KICI Radio: Iowa City’s Local Listening Options

Craig Jarvie interviews Mike Lucas and Leela Bassuk from Floodwater Comedy Festival for the KICI show The Green Room IC. (Photo by Lynn Doxie)

Inspired by a rare opportunity for a new low-power station when the FCC opened up a spot a few years ago, a group of Iowa City residents banded together to bring their vision to the air.

As a result of their hard work, KICI 105.3 FM began broadcasting on June 9, 2018.

Iowa City’s new community radio station provides a mix of local talent and nationally syndicated radio shows. Initially, KICI had limited programming, but their expanding menu now includes former KRUU shows Great Taste and Writers’ Voices, as well as The Green Room IC and popular NPR shows.

As a low-power station, KICI’s broadcast range is a five-mile radius from downtown Iowa City, but shows are also archived on SoundCloud, with web streaming options coming soon.

KICI’s mission is to provide accessible, local media about government and cultural affairs, to offer intelligent and entertaining programming, and to provide public safety information. In order to apply for the station, organizers had to find a nonprofit sponsoring agency. Extend the Dream Foundation stepped up to help.

“Low-powered radio stations are available to educational nonprofits, tribal governments, or public safety entities,” explains station manager Holly Hart, a former Iowa Public Radio producer who spearheaded the drive to get KICI on the air. Hart feels that working with Extend the Dream is an excellent fit, since they oversee Uptown Bill’s Coffee House and three other small businesses that are operated by those with disabilities. By doing so, they promote awareness of disabilities and provide opportunities for people of all abilities. KICI is committeed to being community radio for everyone.
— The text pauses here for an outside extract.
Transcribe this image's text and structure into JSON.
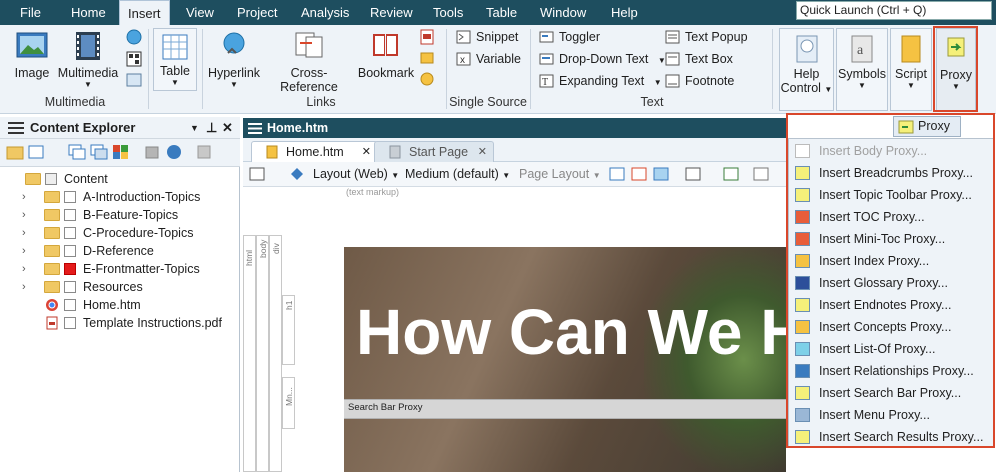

After several potential sites were considered for the KICI transmitter, it now sits in downtown Iowa City, with the studio located near Uptown Bill’s. Since KICI was legally required to begin broadcasting by a certain time, their first broadcasts were an endless loop of Public Radio Exchange programming, and they had technical issues with connectivity. As they’ve ironed out technical issues and settled in, the programming continues to grow, with an emphasis on high-quality shows.

Current programming covers investigative journalism, human interest, science, music, culture, and food. Some of the programs include Democracy Now, Iowa Watch, Your Weekly Constitutional, The Fallon Forum, Humankind, Outright Radio, Bioneers, On Being, The Naked American Songbook, Fur Peace Ranch, American Parlor Songbook, Rockabilly N Blues Radio Hour, Science and the Sea, and Earth Date.

KICI producer and outreach manager Craig Jarvie, along with volunteer Beverly Mead, produces The Green Room IC, a show focused on Iowa City comedy, improv, and theater. So far, the show has covered Combined Efforts, Dreamwell Theatre, City Circle Theatre Company, Floodwater Comedy Festival, and Iowa City Community Theatre.

Hart says now that KICI has a more solid schedule, people know when to listen for their favorite programs. “We like to repeat some of the programs at least two or three times a week, and once or twice on the weekend,” she says. “That gives listeners a lot of chances to hear programs.” Over time, they plan on adding more high-quality shows that fit in with existing programming. Local politics, public interest and commentary, geek pop culture, LGBTQ issues, and poetry are all possible show subjects.

Hart and Jarvie were both happy to give a new home to Writers’ Voices and Great Taste, two popular shows from Fairfield’s low-power station KRUU, which ceased broadcasting earlier this year. “Both Fairfield and Iowa City have a very strong literary tradition,” Jarvie says, “and a great tradition and passion for food, and all things locally sourced and sustainable.” The subject matter and quality of the shows made them great fits.

KICI recently added blocks of music, some of which focus on local talent. “We have a couple music blocks where we focus on local musicians, both Iowa City and Iowa musicians,” Jarvie says. “So at 11 a.m. and 8 p.m. on weekdays, we have an hour block where we randomly pick songs from Iowa musicians. This sets us apart from the other noncommercial stations and gives the station a little more local flavor.” Hart adds, “A lot of people don’t realize this area has some very fine local indie bands and musicians that are really quite good.” KICI also has a few music shows in the works that feature live DJs.

Jarvie says that a great thing about living here is “the wealth of local talent.” He went to the Iowa City Jazz Festival, Farmers Market, and Soulfest to record people giving the station ID. Jarvie also got local actors and regular folks to come in and voice not only station IDs but some promos, too. “We wanted to include a lot of different voices, not just a deep-voiced radio personality. We wanted to have voices that are reflective and representative of Iowa City.”

KICI is looking into underwriting, and is currently fundraising for some tech needs. Volunteers are always appreciated, whether for tedious grunt work like loading CDs into iTunes or working on a current show. To get involved, visit